Date de début
Date de fin

University of Copenhagen, Kayrros (a Paris based EO startup), the Laboratoire des Sciences du Climat et
de l’Environnement (LSCE) and INRAE Bordeaux are looking for a PhD candidate on a joint project.
Carbon in forests is extremely important to climate but extremely difficult to measure. The problem is that
currently no suitable tool exists for a rapid assessment of forest carbon change at the fine scale. Such a tool is
crucial to inform smart management of carbon sequestration from a myriad of projects with highly diverse
forestry practices. New satellites open a window to track carbon sequestration in individual trees. The new
PlanetScope constellation of micro-satellites take a picture of every tree on Earth every day. These images

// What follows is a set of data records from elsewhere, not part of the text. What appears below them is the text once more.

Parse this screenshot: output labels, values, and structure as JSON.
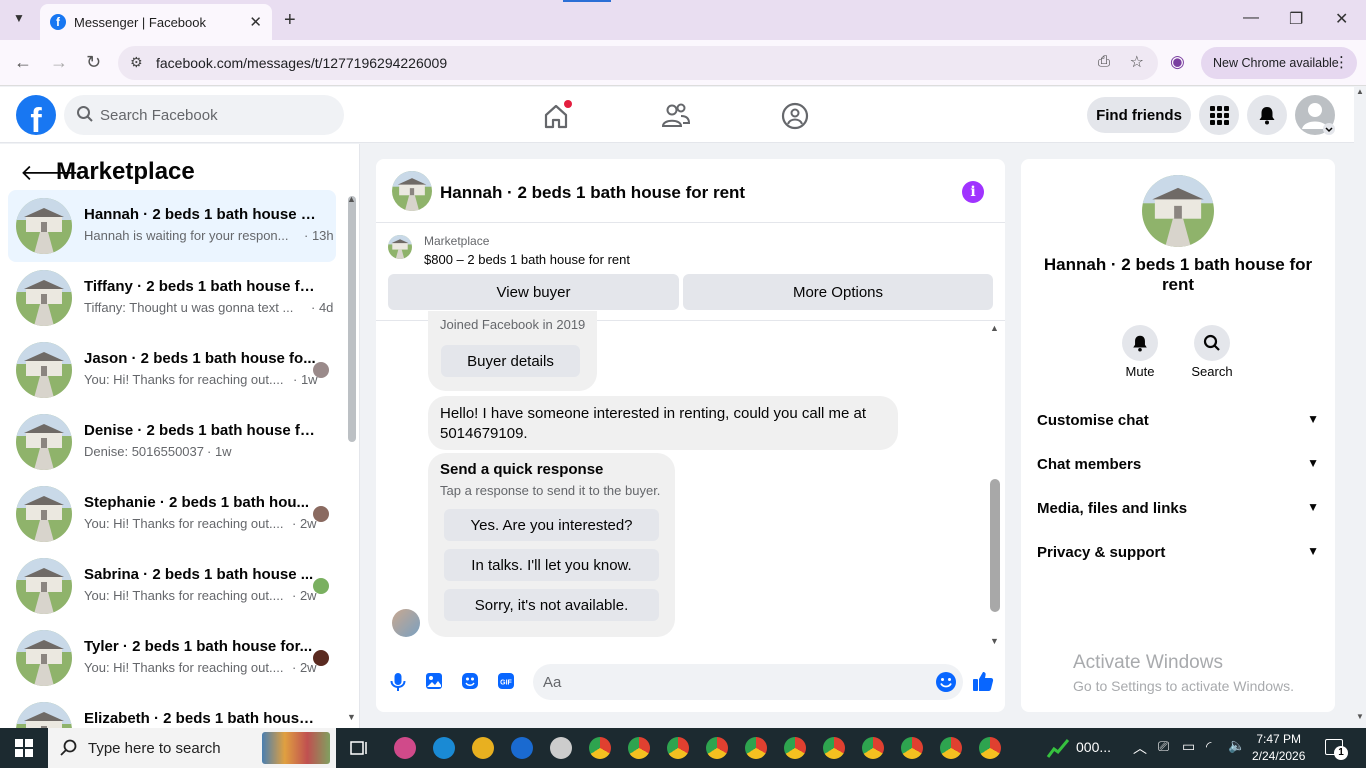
{
  "browser": {
    "tab_title": "Messenger | Facebook",
    "url": "facebook.com/messages/t/1277196294226009",
    "update_label": "New Chrome available"
  },
  "fb": {
    "search_placeholder": "Search Facebook",
    "find_friends": "Find friends"
  },
  "sidebar": {
    "title": "Marketplace",
    "conversations": [
      {
        "name": "Hannah · 2 beds 1 bath house fo...",
        "preview": "Hannah is waiting for your respon...",
        "time": "· 13h",
        "selected": true
      },
      {
        "name": "Tiffany · 2 beds 1 bath house for...",
        "preview": "Tiffany: Thought u was gonna text ...",
        "time": "· 4d"
      },
      {
        "name": "Jason · 2 beds 1 bath house fo...",
        "preview": "You: Hi! Thanks for reaching out....",
        "time": "· 1w"
      },
      {
        "name": "Denise · 2 beds 1 bath house for ...",
        "preview": "Denise: 5016550037",
        "time": "· 1w"
      },
      {
        "name": "Stephanie · 2 beds 1 bath hou...",
        "preview": "You: Hi! Thanks for reaching out....",
        "time": "· 2w"
      },
      {
        "name": "Sabrina · 2 beds 1 bath house ...",
        "preview": "You: Hi! Thanks for reaching out....",
        "time": "· 2w"
      },
      {
        "name": "Tyler · 2 beds 1 bath house for...",
        "preview": "You: Hi! Thanks for reaching out....",
        "time": "· 2w"
      },
      {
        "name": "Elizabeth · 2 beds 1 bath house f...",
        "preview": "",
        "time": ""
      }
    ]
  },
  "chat": {
    "title": "Hannah · 2 beds 1 bath house for rent",
    "marketplace_label": "Marketplace",
    "listing": "$800 – 2 beds 1 bath house for rent",
    "view_buyer": "View buyer",
    "more_options": "More Options",
    "joined": "Joined Facebook in 2019",
    "buyer_details": "Buyer details",
    "message": "Hello! I have someone interested in renting, could you call me at 5014679109.",
    "quick_title": "Send a quick response",
    "quick_sub": "Tap a response to send it to the buyer.",
    "quick_responses": [
      "Yes. Are you interested?",
      "In talks. I'll let you know.",
      "Sorry, it's not available."
    ],
    "composer_placeholder": "Aa"
  },
  "info_panel": {
    "title": "Hannah · 2 beds 1 bath house for rent",
    "mute": "Mute",
    "search": "Search",
    "sections": [
      "Customise chat",
      "Chat members",
      "Media, files and links",
      "Privacy & support"
    ]
  },
  "watermark": {
    "line1": "Activate Windows",
    "line2": "Go to Settings to activate Windows."
  },
  "taskbar": {
    "search_placeholder": "Type here to search",
    "stock": "000...",
    "time": "7:47 PM",
    "date": "2/24/2026",
    "notification_count": "1"
  }
}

have a very high spatial resolution of 3 meters. Moreover, the daily coverage of images from PlanetScope
allows for the first time to take the pulse of carbon in forests in almost near real time

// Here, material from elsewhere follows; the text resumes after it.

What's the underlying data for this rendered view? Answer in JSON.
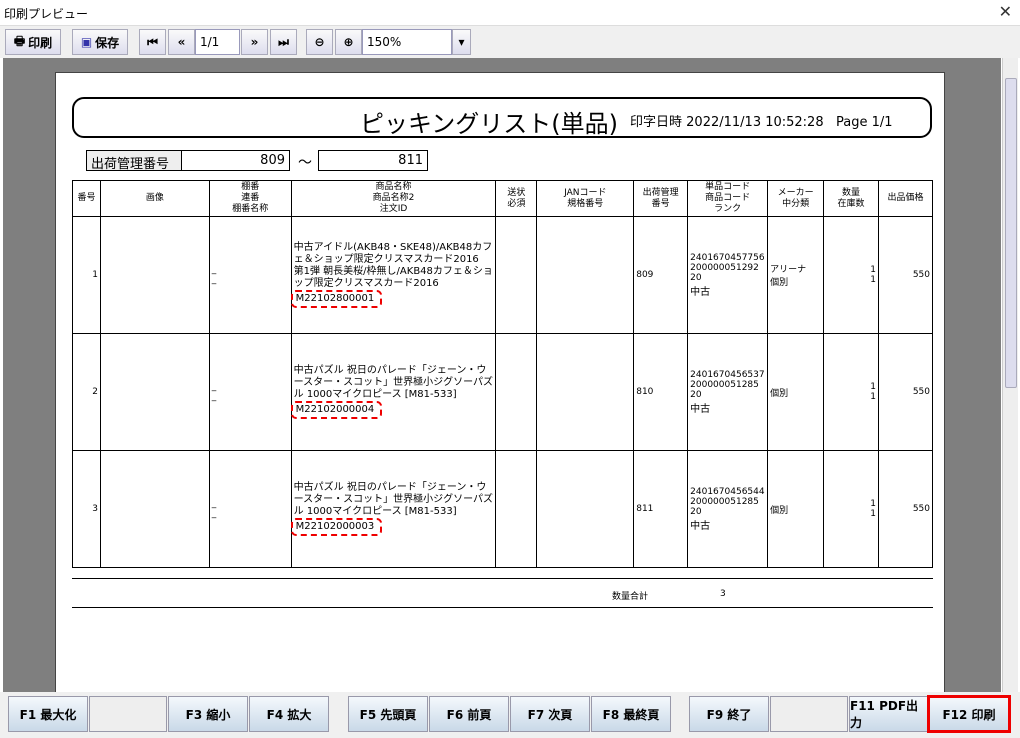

Overall aim
Apply high spatial and temporal resolution PlanetScope satellite data to produce annual forest and carbon
stock maps for a selected region in Europe
Specific aims and working steps
• Select a forest area in Europe with available plot data.
• Develop a framework for downloading/storing/mosaicing/processing multi-spectral PlanetScope
satellite data.
• Develop a framework based on deep learning (convolutional neural networks) to map forests and specific
parameters (e.g., tree density, management type, dominant species, forest age) using the capacities
of the very high spatial and temporal resolution offered by PlanetScope. Training data is derived
from national inventory plot data, own field surveys, and Lidar.
• Use above mentioned data sources to derive biomass carbon stocks at a 3-m resolution for 2018-2020.
• Programming skills, preferably in Python
• Basic understanding of satellite images and spatial analyses
• Knowledge on machine learning, preferably deep learning
Martin Brandt,
Philippe Ciais,


3 mars 2020